▸ What needs to be done: Reply only with how many lines of the listing below hold the word "value".

▸ Provided material:

§ §

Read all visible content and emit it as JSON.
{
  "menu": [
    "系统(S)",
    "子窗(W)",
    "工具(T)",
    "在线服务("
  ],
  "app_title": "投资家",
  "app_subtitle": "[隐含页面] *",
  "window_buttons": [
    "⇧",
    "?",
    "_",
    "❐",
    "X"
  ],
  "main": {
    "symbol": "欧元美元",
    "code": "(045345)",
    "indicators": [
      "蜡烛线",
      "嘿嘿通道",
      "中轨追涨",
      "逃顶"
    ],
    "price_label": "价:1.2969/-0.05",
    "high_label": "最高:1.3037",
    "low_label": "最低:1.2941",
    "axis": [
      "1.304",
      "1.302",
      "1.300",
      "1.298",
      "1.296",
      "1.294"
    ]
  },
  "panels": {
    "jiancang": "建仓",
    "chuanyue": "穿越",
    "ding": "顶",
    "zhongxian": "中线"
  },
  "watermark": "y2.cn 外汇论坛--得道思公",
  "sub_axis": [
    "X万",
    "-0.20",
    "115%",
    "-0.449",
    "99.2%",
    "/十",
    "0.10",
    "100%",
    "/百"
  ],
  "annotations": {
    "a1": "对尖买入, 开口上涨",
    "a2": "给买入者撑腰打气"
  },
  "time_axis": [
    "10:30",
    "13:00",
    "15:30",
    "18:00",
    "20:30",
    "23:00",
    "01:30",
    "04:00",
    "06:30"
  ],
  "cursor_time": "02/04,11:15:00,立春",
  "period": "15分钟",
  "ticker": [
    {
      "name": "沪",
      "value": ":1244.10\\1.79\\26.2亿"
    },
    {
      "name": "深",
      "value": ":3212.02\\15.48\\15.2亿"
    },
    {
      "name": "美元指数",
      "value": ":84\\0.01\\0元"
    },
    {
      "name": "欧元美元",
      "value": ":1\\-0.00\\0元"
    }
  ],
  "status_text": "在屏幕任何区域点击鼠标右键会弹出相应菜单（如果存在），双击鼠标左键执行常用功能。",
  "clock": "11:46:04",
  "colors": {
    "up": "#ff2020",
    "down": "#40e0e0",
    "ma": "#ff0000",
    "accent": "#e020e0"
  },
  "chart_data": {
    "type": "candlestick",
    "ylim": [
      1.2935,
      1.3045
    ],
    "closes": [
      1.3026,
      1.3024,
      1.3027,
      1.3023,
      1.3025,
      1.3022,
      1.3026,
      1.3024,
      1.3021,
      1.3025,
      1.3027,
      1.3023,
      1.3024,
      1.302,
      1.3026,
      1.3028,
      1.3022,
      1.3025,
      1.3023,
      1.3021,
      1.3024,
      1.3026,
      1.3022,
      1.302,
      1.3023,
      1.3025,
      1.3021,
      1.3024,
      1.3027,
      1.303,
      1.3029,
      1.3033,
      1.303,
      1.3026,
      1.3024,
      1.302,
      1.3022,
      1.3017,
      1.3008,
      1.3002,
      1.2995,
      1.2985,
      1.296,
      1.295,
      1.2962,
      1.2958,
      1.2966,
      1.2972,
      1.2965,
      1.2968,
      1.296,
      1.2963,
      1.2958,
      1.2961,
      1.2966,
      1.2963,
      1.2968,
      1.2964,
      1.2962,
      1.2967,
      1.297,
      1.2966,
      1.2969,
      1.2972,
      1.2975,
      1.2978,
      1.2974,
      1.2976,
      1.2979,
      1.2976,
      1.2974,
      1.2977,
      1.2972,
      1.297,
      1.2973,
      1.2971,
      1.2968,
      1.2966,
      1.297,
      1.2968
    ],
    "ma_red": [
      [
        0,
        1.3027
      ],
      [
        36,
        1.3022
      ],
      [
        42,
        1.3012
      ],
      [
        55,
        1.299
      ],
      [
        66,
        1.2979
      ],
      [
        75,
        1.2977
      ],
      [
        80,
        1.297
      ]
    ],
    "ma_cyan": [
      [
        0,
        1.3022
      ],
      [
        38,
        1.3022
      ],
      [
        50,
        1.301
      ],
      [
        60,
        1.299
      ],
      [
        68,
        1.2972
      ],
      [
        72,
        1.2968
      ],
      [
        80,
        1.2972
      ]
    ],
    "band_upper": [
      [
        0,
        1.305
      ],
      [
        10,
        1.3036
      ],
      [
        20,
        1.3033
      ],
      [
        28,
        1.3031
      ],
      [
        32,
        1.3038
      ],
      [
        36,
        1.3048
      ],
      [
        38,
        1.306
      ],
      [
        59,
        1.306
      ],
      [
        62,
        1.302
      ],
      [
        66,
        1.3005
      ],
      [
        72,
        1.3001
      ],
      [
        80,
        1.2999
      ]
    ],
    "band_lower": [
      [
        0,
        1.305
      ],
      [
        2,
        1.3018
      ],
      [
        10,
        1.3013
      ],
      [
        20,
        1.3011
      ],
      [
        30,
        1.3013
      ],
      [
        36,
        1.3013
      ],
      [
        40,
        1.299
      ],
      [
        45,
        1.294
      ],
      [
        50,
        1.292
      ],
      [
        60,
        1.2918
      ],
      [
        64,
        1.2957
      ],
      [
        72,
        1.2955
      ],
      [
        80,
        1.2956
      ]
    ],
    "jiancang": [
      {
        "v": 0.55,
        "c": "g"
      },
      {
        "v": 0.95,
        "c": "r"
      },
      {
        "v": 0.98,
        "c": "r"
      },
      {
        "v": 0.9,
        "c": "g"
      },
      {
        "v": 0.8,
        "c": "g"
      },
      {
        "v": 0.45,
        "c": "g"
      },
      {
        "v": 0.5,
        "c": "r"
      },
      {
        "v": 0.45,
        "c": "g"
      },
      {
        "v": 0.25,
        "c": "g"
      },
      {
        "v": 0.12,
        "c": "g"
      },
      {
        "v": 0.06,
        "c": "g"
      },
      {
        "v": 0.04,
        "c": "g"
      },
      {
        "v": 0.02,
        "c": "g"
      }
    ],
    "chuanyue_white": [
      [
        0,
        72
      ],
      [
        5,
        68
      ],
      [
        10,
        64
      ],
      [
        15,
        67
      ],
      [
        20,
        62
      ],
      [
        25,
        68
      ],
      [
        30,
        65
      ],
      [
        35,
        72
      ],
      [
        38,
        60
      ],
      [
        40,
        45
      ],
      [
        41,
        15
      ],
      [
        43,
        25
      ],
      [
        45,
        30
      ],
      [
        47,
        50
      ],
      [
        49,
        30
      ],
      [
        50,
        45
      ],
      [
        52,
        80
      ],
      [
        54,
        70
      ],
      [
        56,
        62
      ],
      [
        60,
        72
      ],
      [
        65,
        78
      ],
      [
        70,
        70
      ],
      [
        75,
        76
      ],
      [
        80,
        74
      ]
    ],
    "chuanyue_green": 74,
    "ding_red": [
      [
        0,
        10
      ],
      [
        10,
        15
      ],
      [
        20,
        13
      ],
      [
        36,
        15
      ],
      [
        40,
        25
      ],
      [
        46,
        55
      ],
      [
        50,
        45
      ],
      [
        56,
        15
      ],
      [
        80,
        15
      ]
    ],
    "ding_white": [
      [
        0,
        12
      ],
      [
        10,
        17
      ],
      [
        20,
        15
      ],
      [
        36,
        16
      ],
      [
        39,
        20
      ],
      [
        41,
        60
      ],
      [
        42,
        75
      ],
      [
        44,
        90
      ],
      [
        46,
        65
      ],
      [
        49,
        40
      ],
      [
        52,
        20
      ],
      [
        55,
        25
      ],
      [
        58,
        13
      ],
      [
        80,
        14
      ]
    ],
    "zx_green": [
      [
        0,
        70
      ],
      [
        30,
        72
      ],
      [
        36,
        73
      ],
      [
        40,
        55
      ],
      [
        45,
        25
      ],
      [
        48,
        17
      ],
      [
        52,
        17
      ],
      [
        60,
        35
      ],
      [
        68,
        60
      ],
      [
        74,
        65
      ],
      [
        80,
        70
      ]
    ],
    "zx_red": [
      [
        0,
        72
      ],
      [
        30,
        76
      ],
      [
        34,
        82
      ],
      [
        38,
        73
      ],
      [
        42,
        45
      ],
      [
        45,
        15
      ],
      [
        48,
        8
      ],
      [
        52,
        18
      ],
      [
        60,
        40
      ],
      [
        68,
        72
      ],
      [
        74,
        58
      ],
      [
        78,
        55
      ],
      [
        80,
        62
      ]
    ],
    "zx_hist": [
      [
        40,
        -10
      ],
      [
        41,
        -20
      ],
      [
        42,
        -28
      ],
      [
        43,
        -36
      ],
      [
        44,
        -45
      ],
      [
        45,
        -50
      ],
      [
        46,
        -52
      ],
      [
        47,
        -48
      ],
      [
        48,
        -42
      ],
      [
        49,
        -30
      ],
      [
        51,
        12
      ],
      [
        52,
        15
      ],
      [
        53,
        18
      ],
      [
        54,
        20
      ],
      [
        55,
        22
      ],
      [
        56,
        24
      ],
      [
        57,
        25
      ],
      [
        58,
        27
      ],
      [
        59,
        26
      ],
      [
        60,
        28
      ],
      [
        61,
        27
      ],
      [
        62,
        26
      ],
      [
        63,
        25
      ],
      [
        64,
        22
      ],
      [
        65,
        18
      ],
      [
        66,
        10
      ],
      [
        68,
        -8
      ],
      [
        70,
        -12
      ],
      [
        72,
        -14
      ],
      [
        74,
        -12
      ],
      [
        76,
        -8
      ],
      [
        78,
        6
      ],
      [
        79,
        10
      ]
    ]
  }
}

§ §

▸ Solved exercise: 4